(Dataset rows describing interfaces)
- - - - - - -

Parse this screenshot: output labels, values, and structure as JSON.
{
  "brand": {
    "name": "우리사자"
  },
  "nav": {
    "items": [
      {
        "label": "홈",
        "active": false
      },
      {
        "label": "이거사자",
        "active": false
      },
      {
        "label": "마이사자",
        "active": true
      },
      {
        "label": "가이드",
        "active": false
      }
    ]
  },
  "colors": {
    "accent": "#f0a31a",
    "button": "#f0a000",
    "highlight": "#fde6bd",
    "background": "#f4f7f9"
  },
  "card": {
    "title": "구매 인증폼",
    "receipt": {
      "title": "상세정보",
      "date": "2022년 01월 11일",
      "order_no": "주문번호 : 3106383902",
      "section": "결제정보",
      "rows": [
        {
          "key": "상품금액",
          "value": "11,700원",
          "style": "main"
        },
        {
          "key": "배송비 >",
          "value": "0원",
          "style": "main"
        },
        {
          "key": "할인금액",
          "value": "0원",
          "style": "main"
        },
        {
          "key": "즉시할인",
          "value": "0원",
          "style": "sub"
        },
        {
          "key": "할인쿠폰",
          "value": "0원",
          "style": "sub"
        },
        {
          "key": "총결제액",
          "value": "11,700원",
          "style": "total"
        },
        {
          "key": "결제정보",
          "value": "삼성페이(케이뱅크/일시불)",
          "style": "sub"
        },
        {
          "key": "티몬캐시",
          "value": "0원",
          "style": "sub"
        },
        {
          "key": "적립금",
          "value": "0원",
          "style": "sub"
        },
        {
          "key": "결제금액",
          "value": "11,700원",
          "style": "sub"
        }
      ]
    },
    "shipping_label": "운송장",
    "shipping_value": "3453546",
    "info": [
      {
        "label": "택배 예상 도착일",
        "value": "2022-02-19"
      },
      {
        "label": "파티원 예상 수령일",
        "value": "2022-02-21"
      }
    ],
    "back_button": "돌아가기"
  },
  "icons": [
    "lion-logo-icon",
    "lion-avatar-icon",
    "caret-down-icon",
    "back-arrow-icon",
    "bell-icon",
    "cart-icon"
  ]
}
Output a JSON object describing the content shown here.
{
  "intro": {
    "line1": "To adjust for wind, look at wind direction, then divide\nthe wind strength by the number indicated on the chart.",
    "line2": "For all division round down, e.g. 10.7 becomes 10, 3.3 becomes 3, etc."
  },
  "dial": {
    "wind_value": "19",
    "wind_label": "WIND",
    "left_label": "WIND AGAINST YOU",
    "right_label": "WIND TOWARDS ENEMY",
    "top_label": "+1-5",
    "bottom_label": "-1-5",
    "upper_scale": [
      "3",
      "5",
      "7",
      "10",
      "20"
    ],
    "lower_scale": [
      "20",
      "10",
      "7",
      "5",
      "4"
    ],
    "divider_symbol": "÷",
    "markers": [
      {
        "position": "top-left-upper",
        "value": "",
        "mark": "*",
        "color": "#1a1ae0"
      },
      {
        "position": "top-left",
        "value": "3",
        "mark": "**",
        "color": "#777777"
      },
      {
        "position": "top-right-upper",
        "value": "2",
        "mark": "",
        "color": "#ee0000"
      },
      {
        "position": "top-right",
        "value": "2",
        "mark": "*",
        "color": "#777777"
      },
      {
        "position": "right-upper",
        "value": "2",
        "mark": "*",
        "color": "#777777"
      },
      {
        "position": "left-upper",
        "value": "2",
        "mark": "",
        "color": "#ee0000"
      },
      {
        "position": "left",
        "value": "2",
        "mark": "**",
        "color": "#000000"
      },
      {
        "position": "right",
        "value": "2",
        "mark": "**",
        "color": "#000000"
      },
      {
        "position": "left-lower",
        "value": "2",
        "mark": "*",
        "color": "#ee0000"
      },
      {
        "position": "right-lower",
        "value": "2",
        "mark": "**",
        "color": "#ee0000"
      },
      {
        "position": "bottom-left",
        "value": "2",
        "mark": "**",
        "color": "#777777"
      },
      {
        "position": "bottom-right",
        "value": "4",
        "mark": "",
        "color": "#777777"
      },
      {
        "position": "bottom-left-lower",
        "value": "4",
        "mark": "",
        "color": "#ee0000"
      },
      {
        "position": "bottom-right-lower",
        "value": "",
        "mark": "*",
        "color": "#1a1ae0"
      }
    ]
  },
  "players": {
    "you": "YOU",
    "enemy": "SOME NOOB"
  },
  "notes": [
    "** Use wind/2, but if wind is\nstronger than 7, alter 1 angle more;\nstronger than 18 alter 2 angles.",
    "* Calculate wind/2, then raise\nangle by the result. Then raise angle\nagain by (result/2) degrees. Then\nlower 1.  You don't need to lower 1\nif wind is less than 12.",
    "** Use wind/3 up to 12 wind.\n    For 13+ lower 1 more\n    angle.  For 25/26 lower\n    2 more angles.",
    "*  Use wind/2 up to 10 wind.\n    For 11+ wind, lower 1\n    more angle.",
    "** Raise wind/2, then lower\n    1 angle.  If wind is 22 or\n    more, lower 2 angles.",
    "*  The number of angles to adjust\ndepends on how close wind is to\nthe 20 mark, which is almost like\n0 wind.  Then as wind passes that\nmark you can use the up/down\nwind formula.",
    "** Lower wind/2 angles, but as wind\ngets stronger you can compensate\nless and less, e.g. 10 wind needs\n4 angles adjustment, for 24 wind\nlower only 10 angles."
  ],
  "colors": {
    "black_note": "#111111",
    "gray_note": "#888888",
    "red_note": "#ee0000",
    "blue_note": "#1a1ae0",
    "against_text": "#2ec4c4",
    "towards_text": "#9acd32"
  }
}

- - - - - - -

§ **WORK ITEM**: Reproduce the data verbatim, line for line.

§ **ANSWER SECTION**:
Parse this screenshot: output labels, values, and structure as JSON.
{
  "brand": {
    "name": "우리사자"
  },
  "nav": {
    "items": [
      {
        "label": "홈",
        "active": false
      },
      {
        "label": "이거사자",
        "active": false
      },
      {
        "label": "마이사자",
        "active": true
      },
      {
        "label": "가이드",
        "active": false
      }
    ]
  },
  "colors": {
    "accent": "#f0a31a",
    "button": "#f0a000",
    "highlight": "#fde6bd",
    "background": "#f4f7f9"
  },
  "card": {
    "title": "구매 인증폼",
    "receipt": {
      "title": "상세정보",
      "date": "2022년 01월 11일",
      "order_no": "주문번호 : 3106383902",
      "section": "결제정보",
      "rows": [
        {
          "key": "상품금액",
          "value": "11,700원",
          "style": "main"
        },
        {
          "key": "배송비 >",
          "value": "0원",
          "style": "main"
        },
        {
          "key": "할인금액",
          "value": "0원",
          "style": "main"
        },
        {
          "key": "즉시할인",
          "value": "0원",
          "style": "sub"
        },
        {
          "key": "할인쿠폰",
          "value": "0원",
          "style": "sub"
        },
        {
          "key": "총결제액",
          "value": "11,700원",
          "style": "total"
        },
        {
          "key": "결제정보",
          "value": "삼성페이(케이뱅크/일시불)",
          "style": "sub"
        },
        {
          "key": "티몬캐시",
          "value": "0원",
          "style": "sub"
        },
        {
          "key": "적립금",
          "value": "0원",
          "style": "sub"
        },
        {
          "key": "결제금액",
          "value": "11,700원",
          "style": "sub"
        }
      ]
    },
    "shipping_label": "운송장",
    "shipping_value": "3453546",
    "info": [
      {
        "label": "택배 예상 도착일",
        "value": "2022-02-19"
      },
      {
        "label": "파티원 예상 수령일",
        "value": "2022-02-21"
      }
    ],
    "back_button": "돌아가기"
  },
  "icons": [
    "lion-logo-icon",
    "lion-avatar-icon",
    "caret-down-icon",
    "back-arrow-icon",
    "bell-icon",
    "cart-icon"
  ]
}
Output a JSON object describing the content shown here.
{
  "intro": {
    "line1": "To adjust for wind, look at wind direction, then divide\nthe wind strength by the number indicated on the chart.",
    "line2": "For all division round down, e.g. 10.7 becomes 10, 3.3 becomes 3, etc."
  },
  "dial": {
    "wind_value": "19",
    "wind_label": "WIND",
    "left_label": "WIND AGAINST YOU",
    "right_label": "WIND TOWARDS ENEMY",
    "top_label": "+1-5",
    "bottom_label": "-1-5",
    "upper_scale": [
      "3",
      "5",
      "7",
      "10",
      "20"
    ],
    "lower_scale": [
      "20",
      "10",
      "7",
      "5",
      "4"
    ],
    "divider_symbol": "÷",
    "markers": [
      {
        "position": "top-left-upper",
        "value": "",
        "mark": "*",
        "color": "#1a1ae0"
      },
      {
        "position": "top-left",
        "value": "3",
        "mark": "**",
        "color": "#777777"
      },
      {
        "position": "top-right-upper",
        "value": "2",
        "mark": "",
        "color": "#ee0000"
      },
      {
        "position": "top-right",
        "value": "2",
        "mark": "*",
        "color": "#777777"
      },
      {
        "position": "right-upper",
        "value": "2",
        "mark": "*",
        "color": "#777777"
      },
      {
        "position": "left-upper",
        "value": "2",
        "mark": "",
        "color": "#ee0000"
      },
      {
        "position": "left",
        "value": "2",
        "mark": "**",
        "color": "#000000"
      },
      {
        "position": "right",
        "value": "2",
        "mark": "**",
        "color": "#000000"
      },
      {
        "position": "left-lower",
        "value": "2",
        "mark": "*",
        "color": "#ee0000"
      },
      {
        "position": "right-lower",
        "value": "2",
        "mark": "**",
        "color": "#ee0000"
      },
      {
        "position": "bottom-left",
        "value": "2",
        "mark": "**",
        "color": "#777777"
      },
      {
        "position": "bottom-right",
        "value": "4",
        "mark": "",
        "color": "#777777"
      },
      {
        "position": "bottom-left-lower",
        "value": "4",
        "mark": "",
        "color": "#ee0000"
      },
      {
        "position": "bottom-right-lower",
        "value": "",
        "mark": "*",
        "color": "#1a1ae0"
      }
    ]
  },
  "players": {
    "you": "YOU",
    "enemy": "SOME NOOB"
  },
  "notes": [
    "** Use wind/2, but if wind is\nstronger than 7, alter 1 angle more;\nstronger than 18 alter 2 angles.",
    "* Calculate wind/2, then raise\nangle by the result. Then raise angle\nagain by (result/2) degrees. Then\nlower 1.  You don't need to lower 1\nif wind is less than 12.",
    "** Use wind/3 up to 12 wind.\n    For 13+ lower 1 more\n    angle.  For 25/26 lower\n    2 more angles.",
    "*  Use wind/2 up to 10 wind.\n    For 11+ wind, lower 1\n    more angle.",
    "** Raise wind/2, then lower\n    1 angle.  If wind is 22 or\n    more, lower 2 angles.",
    "*  The number of angles to adjust\ndepends on how close wind is to\nthe 20 mark, which is almost like\n0 wind.  Then as wind passes that\nmark you can use the up/down\nwind formula.",
    "** Lower wind/2 angles, but as wind\ngets stronger you can compensate\nless and less, e.g. 10 wind needs\n4 angles adjustment, for 24 wind\nlower only 10 angles."
  ],
  "colors": {
    "black_note": "#111111",
    "gray_note": "#888888",
    "red_note": "#ee0000",
    "blue_note": "#1a1ae0",
    "against_text": "#2ec4c4",
    "towards_text": "#9acd32"
  }
}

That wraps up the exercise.